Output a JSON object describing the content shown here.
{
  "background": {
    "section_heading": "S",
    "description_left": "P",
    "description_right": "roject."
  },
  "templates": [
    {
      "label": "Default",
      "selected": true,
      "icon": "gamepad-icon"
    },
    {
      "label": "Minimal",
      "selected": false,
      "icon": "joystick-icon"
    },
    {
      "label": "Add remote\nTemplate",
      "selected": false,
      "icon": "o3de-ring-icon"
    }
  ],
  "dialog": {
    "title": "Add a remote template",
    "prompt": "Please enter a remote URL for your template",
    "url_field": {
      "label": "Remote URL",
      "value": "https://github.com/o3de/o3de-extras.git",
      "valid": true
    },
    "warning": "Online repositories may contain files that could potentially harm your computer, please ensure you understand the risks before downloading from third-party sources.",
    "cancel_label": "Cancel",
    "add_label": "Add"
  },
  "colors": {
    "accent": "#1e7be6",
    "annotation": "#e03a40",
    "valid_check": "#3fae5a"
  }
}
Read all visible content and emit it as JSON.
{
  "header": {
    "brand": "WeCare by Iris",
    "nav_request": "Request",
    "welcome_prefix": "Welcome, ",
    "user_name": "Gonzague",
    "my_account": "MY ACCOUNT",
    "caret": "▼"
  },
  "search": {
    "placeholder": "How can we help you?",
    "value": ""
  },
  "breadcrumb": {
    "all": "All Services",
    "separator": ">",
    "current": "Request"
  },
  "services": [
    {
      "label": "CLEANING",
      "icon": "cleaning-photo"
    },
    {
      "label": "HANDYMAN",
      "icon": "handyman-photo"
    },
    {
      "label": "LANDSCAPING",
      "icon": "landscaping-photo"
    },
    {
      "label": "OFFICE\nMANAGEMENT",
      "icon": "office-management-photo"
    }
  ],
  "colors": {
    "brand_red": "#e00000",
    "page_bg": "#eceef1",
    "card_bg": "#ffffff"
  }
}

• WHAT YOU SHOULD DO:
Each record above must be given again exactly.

• TASK RESPONSE:
Output a JSON object describing the content shown here.
{
  "background": {
    "section_heading": "S",
    "description_left": "P",
    "description_right": "roject."
  },
  "templates": [
    {
      "label": "Default",
      "selected": true,
      "icon": "gamepad-icon"
    },
    {
      "label": "Minimal",
      "selected": false,
      "icon": "joystick-icon"
    },
    {
      "label": "Add remote\nTemplate",
      "selected": false,
      "icon": "o3de-ring-icon"
    }
  ],
  "dialog": {
    "title": "Add a remote template",
    "prompt": "Please enter a remote URL for your template",
    "url_field": {
      "label": "Remote URL",
      "value": "https://github.com/o3de/o3de-extras.git",
      "valid": true
    },
    "warning": "Online repositories may contain files that could potentially harm your computer, please ensure you understand the risks before downloading from third-party sources.",
    "cancel_label": "Cancel",
    "add_label": "Add"
  },
  "colors": {
    "accent": "#1e7be6",
    "annotation": "#e03a40",
    "valid_check": "#3fae5a"
  }
}
Read all visible content and emit it as JSON.
{
  "header": {
    "brand": "WeCare by Iris",
    "nav_request": "Request",
    "welcome_prefix": "Welcome, ",
    "user_name": "Gonzague",
    "my_account": "MY ACCOUNT",
    "caret": "▼"
  },
  "search": {
    "placeholder": "How can we help you?",
    "value": ""
  },
  "breadcrumb": {
    "all": "All Services",
    "separator": ">",
    "current": "Request"
  },
  "services": [
    {
      "label": "CLEANING",
      "icon": "cleaning-photo"
    },
    {
      "label": "HANDYMAN",
      "icon": "handyman-photo"
    },
    {
      "label": "LANDSCAPING",
      "icon": "landscaping-photo"
    },
    {
      "label": "OFFICE\nMANAGEMENT",
      "icon": "office-management-photo"
    }
  ],
  "colors": {
    "brand_red": "#e00000",
    "page_bg": "#eceef1",
    "card_bg": "#ffffff"
  }
}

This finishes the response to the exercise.